→ Problem requirements
What is needed is a single figure: how many lines of the records below contain the word "this".

-------- Data --------

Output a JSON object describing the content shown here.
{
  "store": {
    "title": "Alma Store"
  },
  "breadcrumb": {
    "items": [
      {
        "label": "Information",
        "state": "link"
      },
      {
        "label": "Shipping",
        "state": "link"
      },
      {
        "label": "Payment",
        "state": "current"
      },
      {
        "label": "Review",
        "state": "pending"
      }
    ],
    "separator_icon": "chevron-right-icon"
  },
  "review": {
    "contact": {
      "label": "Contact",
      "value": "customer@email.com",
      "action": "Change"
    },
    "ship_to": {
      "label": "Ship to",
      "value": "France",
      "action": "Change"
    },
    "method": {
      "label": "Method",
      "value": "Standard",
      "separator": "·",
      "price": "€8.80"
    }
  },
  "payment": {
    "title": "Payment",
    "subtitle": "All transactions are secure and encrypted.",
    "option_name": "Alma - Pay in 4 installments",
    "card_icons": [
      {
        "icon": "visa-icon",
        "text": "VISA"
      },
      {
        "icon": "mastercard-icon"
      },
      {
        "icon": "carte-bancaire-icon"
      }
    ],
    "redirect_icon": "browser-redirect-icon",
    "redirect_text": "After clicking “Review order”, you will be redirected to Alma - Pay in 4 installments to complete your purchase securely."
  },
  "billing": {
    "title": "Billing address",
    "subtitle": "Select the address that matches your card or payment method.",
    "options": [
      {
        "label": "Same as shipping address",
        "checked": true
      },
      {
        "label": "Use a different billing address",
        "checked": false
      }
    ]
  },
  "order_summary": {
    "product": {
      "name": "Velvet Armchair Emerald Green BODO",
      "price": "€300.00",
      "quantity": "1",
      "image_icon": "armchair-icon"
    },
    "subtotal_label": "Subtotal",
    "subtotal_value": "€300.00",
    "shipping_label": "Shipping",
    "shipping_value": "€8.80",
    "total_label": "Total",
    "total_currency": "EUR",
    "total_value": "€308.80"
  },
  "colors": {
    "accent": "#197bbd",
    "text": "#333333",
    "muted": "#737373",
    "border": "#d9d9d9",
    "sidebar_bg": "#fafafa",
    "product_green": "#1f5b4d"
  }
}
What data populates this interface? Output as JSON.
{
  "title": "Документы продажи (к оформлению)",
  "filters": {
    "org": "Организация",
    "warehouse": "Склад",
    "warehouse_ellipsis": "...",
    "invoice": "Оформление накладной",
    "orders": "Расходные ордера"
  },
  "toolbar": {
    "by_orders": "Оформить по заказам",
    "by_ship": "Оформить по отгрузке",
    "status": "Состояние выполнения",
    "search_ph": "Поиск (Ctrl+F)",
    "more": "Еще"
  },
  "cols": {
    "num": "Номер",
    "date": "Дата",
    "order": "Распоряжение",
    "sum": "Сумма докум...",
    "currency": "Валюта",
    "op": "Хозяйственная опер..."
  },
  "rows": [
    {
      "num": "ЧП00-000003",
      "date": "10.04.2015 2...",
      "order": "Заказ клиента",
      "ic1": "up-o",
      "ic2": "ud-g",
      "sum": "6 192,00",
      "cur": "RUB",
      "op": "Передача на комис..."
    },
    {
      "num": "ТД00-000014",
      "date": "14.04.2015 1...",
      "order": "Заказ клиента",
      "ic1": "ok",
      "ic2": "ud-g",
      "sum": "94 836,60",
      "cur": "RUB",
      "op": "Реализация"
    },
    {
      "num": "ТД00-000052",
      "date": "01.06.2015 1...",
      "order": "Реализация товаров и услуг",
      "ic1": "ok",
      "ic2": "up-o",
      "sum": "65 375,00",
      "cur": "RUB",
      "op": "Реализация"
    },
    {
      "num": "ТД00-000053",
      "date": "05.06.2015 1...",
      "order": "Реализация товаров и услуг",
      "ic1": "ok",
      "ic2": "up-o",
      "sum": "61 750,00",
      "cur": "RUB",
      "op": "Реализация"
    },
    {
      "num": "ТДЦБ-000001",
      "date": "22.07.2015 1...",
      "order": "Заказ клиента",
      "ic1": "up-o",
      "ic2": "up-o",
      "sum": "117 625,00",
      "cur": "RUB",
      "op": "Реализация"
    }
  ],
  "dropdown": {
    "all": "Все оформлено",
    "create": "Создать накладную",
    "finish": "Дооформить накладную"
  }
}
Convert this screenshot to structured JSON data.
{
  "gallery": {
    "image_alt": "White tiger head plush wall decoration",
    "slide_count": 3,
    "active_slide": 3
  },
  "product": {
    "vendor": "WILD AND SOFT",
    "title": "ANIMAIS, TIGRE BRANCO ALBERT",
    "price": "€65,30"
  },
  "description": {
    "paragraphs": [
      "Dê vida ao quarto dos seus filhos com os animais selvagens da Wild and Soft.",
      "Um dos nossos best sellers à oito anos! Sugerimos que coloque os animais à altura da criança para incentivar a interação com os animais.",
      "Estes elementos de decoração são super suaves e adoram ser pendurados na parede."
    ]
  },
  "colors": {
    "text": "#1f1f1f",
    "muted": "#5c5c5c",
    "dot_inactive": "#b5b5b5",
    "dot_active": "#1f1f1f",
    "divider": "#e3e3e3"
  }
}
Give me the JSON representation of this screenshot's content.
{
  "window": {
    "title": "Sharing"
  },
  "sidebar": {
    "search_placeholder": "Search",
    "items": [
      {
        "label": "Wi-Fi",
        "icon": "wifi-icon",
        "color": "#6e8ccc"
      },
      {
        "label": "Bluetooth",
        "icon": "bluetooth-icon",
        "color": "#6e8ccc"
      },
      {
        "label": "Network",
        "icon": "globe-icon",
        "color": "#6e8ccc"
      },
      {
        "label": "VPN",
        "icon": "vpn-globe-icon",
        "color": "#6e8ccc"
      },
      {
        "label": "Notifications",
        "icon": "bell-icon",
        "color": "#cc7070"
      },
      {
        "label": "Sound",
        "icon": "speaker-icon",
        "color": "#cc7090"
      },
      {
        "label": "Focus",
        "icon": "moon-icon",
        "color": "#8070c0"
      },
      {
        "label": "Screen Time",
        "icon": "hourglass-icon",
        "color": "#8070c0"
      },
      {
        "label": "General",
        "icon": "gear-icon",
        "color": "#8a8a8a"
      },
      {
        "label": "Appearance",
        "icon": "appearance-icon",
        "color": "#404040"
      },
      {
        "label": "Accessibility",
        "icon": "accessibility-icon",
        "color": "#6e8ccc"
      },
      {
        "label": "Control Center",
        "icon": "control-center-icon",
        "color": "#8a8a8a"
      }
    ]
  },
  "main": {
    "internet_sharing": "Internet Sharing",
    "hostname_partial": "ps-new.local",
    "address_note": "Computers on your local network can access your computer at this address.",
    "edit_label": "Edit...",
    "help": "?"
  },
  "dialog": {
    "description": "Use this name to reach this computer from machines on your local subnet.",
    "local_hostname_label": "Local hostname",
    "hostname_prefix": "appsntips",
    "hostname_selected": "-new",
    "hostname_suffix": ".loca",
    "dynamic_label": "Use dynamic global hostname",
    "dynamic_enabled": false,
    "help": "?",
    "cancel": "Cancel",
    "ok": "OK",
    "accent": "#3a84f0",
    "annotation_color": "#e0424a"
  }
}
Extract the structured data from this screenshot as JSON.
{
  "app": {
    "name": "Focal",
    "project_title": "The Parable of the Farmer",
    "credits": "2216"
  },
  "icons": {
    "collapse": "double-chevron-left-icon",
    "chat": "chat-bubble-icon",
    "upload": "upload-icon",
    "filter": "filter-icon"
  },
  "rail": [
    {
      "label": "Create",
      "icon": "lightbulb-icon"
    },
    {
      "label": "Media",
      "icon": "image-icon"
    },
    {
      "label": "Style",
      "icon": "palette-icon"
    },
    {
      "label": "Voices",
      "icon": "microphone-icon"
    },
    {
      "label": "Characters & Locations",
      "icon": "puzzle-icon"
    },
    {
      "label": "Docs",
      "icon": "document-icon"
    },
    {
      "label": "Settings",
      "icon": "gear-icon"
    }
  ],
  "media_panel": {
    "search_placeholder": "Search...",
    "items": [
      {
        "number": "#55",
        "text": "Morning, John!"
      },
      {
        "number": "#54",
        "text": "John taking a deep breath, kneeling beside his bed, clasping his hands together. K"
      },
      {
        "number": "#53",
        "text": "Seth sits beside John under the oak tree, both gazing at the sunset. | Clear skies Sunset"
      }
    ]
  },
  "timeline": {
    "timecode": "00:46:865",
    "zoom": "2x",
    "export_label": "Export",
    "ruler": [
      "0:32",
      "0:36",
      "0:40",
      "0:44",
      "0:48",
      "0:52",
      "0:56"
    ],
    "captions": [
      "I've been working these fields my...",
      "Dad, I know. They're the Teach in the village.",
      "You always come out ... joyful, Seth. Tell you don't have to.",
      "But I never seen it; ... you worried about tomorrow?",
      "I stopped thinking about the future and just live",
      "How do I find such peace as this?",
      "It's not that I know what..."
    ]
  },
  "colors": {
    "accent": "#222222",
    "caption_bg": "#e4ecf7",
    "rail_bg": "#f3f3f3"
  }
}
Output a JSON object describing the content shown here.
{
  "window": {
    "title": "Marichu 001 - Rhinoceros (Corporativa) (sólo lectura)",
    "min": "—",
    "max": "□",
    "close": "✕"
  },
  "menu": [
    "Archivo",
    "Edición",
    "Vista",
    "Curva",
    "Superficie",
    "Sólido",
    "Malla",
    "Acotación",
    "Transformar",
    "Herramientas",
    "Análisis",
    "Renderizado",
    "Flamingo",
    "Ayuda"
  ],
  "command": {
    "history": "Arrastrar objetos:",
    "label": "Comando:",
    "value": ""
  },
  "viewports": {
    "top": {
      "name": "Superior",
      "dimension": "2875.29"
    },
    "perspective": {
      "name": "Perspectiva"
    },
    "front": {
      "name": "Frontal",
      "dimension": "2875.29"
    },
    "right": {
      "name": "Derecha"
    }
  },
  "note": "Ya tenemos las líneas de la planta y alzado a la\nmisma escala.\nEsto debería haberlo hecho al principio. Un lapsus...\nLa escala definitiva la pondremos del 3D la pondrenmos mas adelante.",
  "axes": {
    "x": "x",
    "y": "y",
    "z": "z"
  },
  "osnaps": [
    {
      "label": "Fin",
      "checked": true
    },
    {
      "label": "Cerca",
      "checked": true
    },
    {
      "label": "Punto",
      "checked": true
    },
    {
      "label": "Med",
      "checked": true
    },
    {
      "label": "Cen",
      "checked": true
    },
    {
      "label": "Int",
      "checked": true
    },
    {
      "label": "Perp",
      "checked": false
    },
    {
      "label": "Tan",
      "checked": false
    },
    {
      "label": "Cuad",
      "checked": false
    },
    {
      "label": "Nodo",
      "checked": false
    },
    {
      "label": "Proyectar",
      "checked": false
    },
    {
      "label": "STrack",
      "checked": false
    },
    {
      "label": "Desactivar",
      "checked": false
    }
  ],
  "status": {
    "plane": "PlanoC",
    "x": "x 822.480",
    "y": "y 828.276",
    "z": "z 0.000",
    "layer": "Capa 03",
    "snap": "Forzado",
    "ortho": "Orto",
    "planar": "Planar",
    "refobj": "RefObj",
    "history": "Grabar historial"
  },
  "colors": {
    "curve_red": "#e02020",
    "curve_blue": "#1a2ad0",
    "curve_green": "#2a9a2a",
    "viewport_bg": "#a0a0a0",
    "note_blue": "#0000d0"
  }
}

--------

→ Result
7